Task goal: Return every line from the records below with the string "label".

++++ Record excerpts

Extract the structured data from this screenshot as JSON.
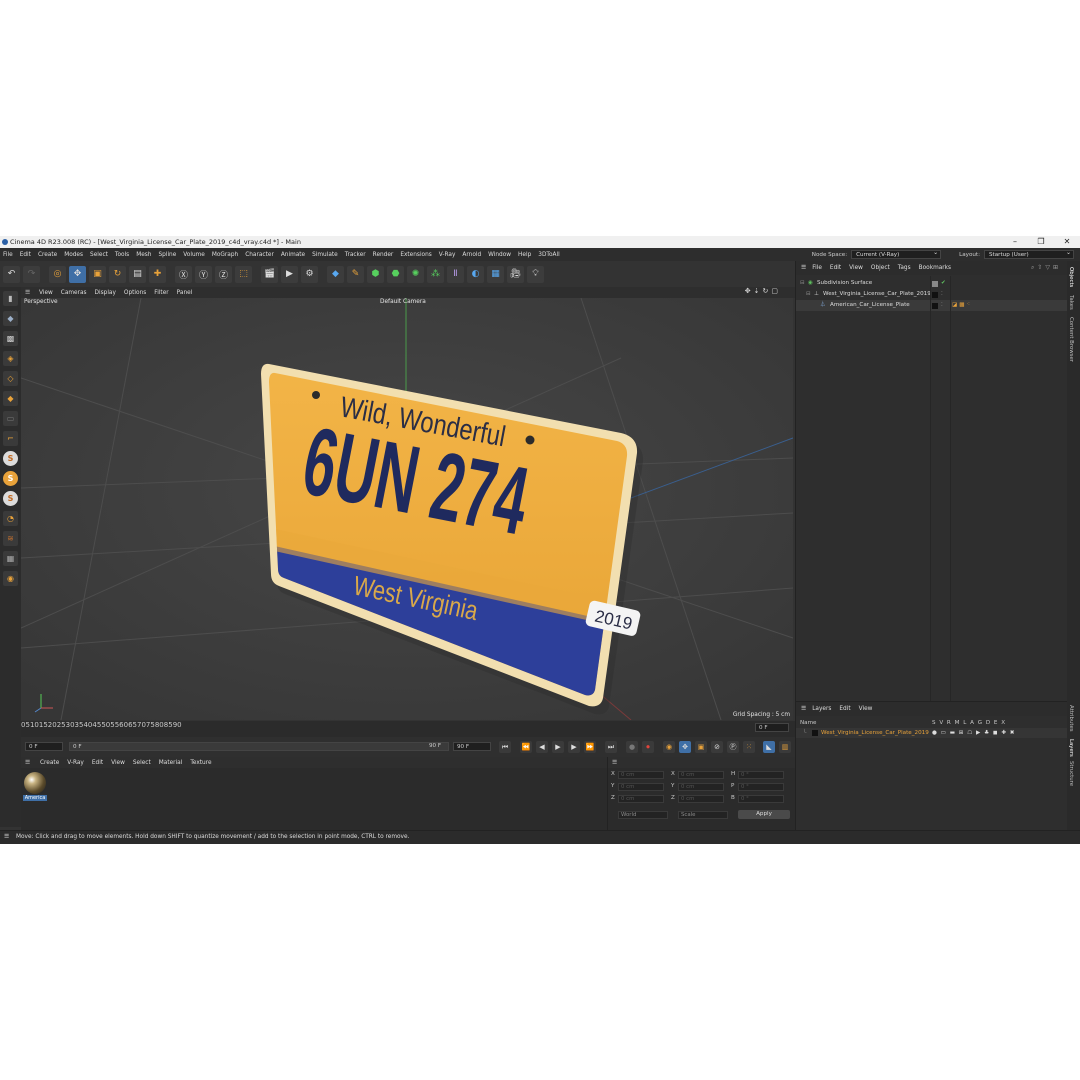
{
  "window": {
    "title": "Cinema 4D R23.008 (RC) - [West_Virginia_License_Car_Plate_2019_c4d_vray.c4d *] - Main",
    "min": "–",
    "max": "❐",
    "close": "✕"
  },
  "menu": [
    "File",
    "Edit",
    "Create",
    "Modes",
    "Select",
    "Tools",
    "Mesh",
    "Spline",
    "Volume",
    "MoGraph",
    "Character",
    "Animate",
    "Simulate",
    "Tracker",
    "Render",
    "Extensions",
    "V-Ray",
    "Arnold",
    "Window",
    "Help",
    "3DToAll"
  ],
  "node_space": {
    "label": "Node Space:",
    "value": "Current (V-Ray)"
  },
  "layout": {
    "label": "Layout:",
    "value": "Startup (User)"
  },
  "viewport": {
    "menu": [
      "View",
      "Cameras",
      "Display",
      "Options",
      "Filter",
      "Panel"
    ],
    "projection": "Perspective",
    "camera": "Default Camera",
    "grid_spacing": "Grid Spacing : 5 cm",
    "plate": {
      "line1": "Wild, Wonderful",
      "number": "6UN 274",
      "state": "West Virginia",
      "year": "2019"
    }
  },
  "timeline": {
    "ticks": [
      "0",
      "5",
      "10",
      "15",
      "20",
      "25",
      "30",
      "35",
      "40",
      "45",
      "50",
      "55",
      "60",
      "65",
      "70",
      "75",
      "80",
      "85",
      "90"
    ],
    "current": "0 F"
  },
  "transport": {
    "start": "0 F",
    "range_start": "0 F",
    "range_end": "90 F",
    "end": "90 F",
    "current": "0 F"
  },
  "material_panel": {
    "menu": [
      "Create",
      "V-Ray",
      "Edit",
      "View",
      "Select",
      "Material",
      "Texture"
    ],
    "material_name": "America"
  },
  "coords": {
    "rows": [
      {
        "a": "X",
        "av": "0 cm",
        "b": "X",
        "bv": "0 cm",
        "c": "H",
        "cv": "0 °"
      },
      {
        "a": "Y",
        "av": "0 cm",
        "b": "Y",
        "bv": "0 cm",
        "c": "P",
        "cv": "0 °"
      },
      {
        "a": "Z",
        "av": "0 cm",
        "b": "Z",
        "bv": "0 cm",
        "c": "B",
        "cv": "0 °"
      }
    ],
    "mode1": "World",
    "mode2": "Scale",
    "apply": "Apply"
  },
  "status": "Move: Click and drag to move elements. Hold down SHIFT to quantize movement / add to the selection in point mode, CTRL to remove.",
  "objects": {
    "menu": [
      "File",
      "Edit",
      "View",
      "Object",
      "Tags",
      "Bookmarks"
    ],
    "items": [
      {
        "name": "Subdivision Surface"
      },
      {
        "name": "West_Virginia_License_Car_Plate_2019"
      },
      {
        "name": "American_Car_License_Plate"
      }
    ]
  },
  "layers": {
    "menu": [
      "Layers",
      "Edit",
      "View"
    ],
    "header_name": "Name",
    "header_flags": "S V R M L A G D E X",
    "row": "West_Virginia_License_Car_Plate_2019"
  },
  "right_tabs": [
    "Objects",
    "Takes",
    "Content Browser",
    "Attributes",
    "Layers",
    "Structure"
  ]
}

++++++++
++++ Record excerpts

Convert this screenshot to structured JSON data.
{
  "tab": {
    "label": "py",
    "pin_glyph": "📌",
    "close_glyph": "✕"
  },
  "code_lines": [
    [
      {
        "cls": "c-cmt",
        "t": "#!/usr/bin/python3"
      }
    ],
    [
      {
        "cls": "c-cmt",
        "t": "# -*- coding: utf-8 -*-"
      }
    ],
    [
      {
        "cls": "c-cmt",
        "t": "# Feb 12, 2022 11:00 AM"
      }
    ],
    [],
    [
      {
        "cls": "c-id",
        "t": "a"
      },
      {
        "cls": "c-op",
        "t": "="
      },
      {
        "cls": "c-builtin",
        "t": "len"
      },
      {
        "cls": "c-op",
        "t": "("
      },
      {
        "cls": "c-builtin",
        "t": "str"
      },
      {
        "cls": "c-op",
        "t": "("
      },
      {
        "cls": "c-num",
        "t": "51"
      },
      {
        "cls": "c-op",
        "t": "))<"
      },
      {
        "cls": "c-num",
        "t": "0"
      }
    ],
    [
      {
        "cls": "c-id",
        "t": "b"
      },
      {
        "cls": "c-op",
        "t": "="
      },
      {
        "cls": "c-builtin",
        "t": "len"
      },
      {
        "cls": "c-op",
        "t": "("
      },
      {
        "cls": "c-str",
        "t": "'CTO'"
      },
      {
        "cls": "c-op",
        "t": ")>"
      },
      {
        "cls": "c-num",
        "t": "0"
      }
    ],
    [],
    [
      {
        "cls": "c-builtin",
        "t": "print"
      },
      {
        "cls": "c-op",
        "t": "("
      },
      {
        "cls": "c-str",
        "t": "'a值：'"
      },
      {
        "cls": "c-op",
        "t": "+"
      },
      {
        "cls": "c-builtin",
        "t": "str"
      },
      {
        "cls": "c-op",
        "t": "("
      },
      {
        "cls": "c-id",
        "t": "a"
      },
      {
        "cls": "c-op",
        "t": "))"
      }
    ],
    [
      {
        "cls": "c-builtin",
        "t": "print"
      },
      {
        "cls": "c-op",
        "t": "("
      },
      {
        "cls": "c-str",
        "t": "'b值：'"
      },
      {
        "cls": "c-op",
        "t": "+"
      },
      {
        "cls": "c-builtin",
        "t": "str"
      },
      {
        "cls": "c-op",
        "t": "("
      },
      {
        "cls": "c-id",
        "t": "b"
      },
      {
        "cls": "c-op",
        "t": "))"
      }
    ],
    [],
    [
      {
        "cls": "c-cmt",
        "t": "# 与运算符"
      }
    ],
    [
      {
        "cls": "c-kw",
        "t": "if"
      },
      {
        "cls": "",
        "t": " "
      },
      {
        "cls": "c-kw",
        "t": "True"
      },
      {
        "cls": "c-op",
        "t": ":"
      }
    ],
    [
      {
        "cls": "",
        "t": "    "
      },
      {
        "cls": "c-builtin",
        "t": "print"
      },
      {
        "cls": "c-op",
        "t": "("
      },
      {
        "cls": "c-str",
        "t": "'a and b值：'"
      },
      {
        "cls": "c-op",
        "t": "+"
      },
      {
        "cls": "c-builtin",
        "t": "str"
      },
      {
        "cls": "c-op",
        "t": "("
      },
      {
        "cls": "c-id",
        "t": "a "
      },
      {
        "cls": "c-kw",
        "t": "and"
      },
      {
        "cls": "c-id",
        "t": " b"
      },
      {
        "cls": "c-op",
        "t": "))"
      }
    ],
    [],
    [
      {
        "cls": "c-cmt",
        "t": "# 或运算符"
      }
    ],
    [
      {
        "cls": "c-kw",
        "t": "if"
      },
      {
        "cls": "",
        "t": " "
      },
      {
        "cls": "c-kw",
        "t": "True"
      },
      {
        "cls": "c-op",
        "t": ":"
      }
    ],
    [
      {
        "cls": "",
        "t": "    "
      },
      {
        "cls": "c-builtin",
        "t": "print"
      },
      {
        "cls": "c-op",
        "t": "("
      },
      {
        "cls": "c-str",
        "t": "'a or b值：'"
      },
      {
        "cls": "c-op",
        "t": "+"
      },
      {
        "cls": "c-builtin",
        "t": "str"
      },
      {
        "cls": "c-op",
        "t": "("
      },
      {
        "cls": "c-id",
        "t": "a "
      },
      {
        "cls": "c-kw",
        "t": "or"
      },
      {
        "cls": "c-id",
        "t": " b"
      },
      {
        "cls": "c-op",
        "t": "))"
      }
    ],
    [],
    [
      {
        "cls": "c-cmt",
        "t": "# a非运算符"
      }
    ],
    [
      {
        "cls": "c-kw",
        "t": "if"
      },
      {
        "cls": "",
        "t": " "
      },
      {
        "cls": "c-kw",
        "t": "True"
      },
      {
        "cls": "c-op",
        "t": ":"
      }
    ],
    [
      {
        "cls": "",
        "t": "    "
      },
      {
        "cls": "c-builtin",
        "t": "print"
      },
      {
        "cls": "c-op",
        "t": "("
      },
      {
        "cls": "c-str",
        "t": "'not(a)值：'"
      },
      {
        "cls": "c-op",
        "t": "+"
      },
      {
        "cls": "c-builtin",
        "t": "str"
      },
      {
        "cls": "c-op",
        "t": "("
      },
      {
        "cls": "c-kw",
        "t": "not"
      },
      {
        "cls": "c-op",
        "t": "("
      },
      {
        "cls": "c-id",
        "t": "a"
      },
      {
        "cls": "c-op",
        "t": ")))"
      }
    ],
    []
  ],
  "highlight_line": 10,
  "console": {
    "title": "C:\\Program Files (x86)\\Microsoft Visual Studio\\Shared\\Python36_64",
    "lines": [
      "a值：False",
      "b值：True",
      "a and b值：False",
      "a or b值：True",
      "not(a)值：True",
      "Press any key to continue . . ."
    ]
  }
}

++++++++

Written answer:
    "label": "Node Space:",
    "label": "Layout:",
    "label": "py",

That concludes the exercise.